What happened? That horse lost its patience with me!!

Ever felt that way? When was the last time you lost your cool and wanted to take control of the situation and gallop in the direction you felt was best? Or you told yourself that you helped get someone’s “boots” on and off for the very last time. Done! Our patience is tested by people — stubborn, irritating, or rude people. Paul knows these situations can happen and he gives us this advice: “And we urge you, brothers, admonish the idle, encourage the fainthearted, help the weak, be patient with them all (1 Thessalonians 5:14). No matter what the circumstance, we are told to reach deep inside ourselves and show patience with them all.

If you and I were asked to name an example of patience in the Bible, Job would be our guy. I don’t believe he sat down one day and made up his mind to be a patient person. He wrestled with his suffering, didn’t he? But through it all he still trusted God. He didn’t bargain with God, like Solomon asking God for wisdom. He didn’t say “God give me patience.” The word patience doesn’t even appear in the entire book of Job. And yet, in James 5:11 it says, “Behold, we call them blessed that endured: you have heard of the patience of Job...”

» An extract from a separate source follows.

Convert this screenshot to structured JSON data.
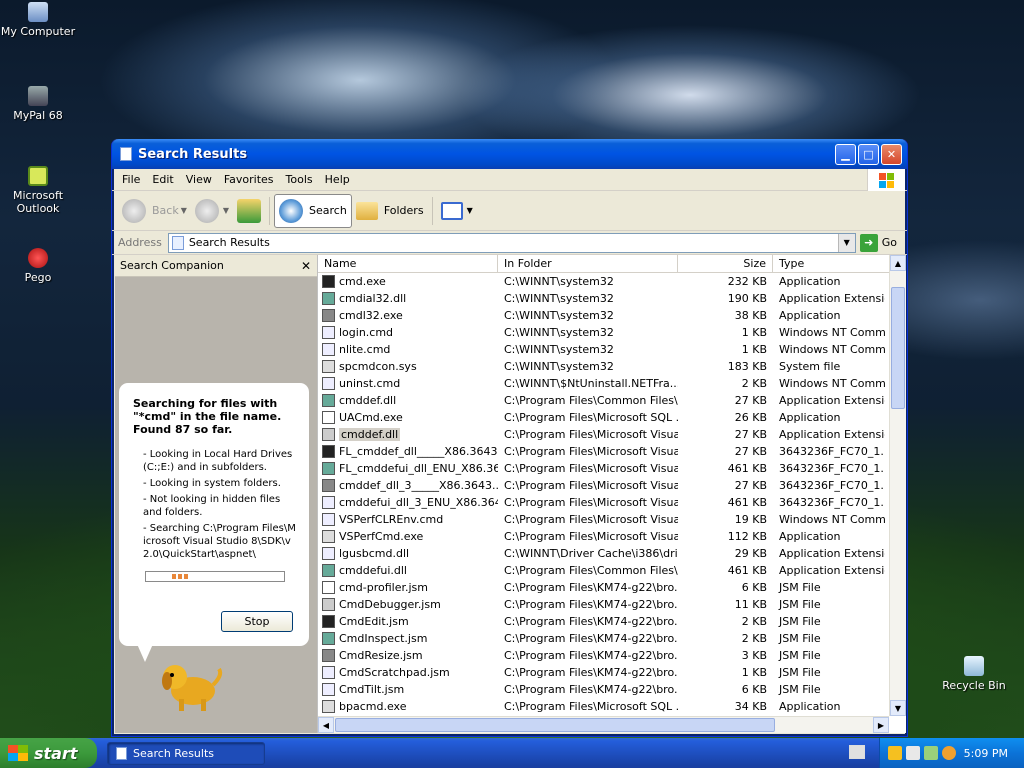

How did Job become a patient person? Job, in obedience to God, rested and endured under the load of suffering. Like us, he had a choice to make in response to the difficulties God allowed in his life. He determined that he would “abide under” the hot furnace of affliction regardless of its heat. The result was patience. All self-will, pride, stubbornness, and resentment float to the top under the heat of heartache, grief, pain, and sorrow, like the purifying process of raw gold. If you’re hanging on to anything, trust me, through the suffering and pain, you will let go. God won’t have to pry it out of your cold vice grip. Your way? You will give it to Him! Your plan? You’ll cry out to Him for His plan for your life! Pain gives you a perspective that only suffering can give! It shows you what is truly important and you quit fighting God. What’s left is patience.

That explains why Paul says that trials and tribulations bring about patience and perseverance within us. Romans 5:3–4 says, “We also have joy with our troubles, because we know that these troubles produce patience. And patience produces character, and character produces hope.” Did you catch that? Troubles produce patience. Patience produces character. Character produces hope. What hope? The hope that God has a plan and a purpose for your life, even in the middle of your struggle! That helps us with our patience, and it keeps cycling through this growing process again.

Here are 5 simple things to remember as you put on patience in this new year of 2018:

  1. Patience is hardest at home. They know the real you behind closed doors. How patient would your family say you are with them? Pray to be patient at home with your loved ones.
  2. Sometimes it’s painful to obey. The Lord will direct you to do some things that won’t be your choice to grow you in patience. What is your attitude like when life isn’t going your way? Is it poor? Or do you submit gracefully, patiently? Pray and ask God to help you to consider others more important than yourself.
  3. Attitude is more important than actions. Your family may not have told you, but some of you are hard to be around. Your bad attitude overshadows good actions. You can’t fake patience. Pray and ask God to give you His patience to endure.
  4. God’s way is better than your way. Rest in His timetable and control over your life.
  5. Patience begins and ends with humility. Trust in the Lord for His grace, strength, and wisdom to live your life in an authentic Christian manner.

Pray, submit, rest, and trust. Patience will take its place in your life as God grows you in spiritual maturity.